→ WHAT THIS TASK INVOLVES
In your reply, reproduce every line of the data without any alteration.

→ AVAILABLE DATA
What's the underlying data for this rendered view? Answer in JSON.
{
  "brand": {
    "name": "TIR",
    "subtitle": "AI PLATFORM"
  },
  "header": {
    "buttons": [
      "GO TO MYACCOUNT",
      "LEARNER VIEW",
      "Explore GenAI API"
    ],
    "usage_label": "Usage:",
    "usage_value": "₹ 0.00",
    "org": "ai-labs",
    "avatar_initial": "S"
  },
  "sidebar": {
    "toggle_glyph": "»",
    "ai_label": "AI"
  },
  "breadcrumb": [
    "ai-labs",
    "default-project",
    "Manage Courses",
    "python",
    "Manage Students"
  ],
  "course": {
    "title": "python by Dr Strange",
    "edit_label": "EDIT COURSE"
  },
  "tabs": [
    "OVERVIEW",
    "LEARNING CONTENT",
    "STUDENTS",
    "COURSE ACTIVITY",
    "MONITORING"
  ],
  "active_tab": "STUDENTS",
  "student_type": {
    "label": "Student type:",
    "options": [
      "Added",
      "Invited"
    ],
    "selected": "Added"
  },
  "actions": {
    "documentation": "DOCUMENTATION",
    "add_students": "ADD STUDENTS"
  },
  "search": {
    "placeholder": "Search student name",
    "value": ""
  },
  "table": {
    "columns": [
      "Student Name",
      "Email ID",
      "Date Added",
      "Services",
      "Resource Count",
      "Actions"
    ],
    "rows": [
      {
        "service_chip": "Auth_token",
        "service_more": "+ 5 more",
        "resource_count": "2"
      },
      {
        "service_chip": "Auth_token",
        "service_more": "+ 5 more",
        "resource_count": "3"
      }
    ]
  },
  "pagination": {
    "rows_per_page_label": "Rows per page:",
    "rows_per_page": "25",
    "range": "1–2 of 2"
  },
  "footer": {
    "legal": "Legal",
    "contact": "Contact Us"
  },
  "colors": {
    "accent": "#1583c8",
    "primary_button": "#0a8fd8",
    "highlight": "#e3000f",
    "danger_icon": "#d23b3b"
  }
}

→ RESULT FOR THIS TASK
What's the underlying data for this rendered view? Answer in JSON.
{
  "brand": {
    "name": "TIR",
    "subtitle": "AI PLATFORM"
  },
  "header": {
    "buttons": [
      "GO TO MYACCOUNT",
      "LEARNER VIEW",
      "Explore GenAI API"
    ],
    "usage_label": "Usage:",
    "usage_value": "₹ 0.00",
    "org": "ai-labs",
    "avatar_initial": "S"
  },
  "sidebar": {
    "toggle_glyph": "»",
    "ai_label": "AI"
  },
  "breadcrumb": [
    "ai-labs",
    "default-project",
    "Manage Courses",
    "python",
    "Manage Students"
  ],
  "course": {
    "title": "python by Dr Strange",
    "edit_label": "EDIT COURSE"
  },
  "tabs": [
    "OVERVIEW",
    "LEARNING CONTENT",
    "STUDENTS",
    "COURSE ACTIVITY",
    "MONITORING"
  ],
  "active_tab": "STUDENTS",
  "student_type": {
    "label": "Student type:",
    "options": [
      "Added",
      "Invited"
    ],
    "selected": "Added"
  },
  "actions": {
    "documentation": "DOCUMENTATION",
    "add_students": "ADD STUDENTS"
  },
  "search": {
    "placeholder": "Search student name",
    "value": ""
  },
  "table": {
    "columns": [
      "Student Name",
      "Email ID",
      "Date Added",
      "Services",
      "Resource Count",
      "Actions"
    ],
    "rows": [
      {
        "service_chip": "Auth_token",
        "service_more": "+ 5 more",
        "resource_count": "2"
      },
      {
        "service_chip": "Auth_token",
        "service_more": "+ 5 more",
        "resource_count": "3"
      }
    ]
  },
  "pagination": {
    "rows_per_page_label": "Rows per page:",
    "rows_per_page": "25",
    "range": "1–2 of 2"
  },
  "footer": {
    "legal": "Legal",
    "contact": "Contact Us"
  },
  "colors": {
    "accent": "#1583c8",
    "primary_button": "#0a8fd8",
    "highlight": "#e3000f",
    "danger_icon": "#d23b3b"
  }
}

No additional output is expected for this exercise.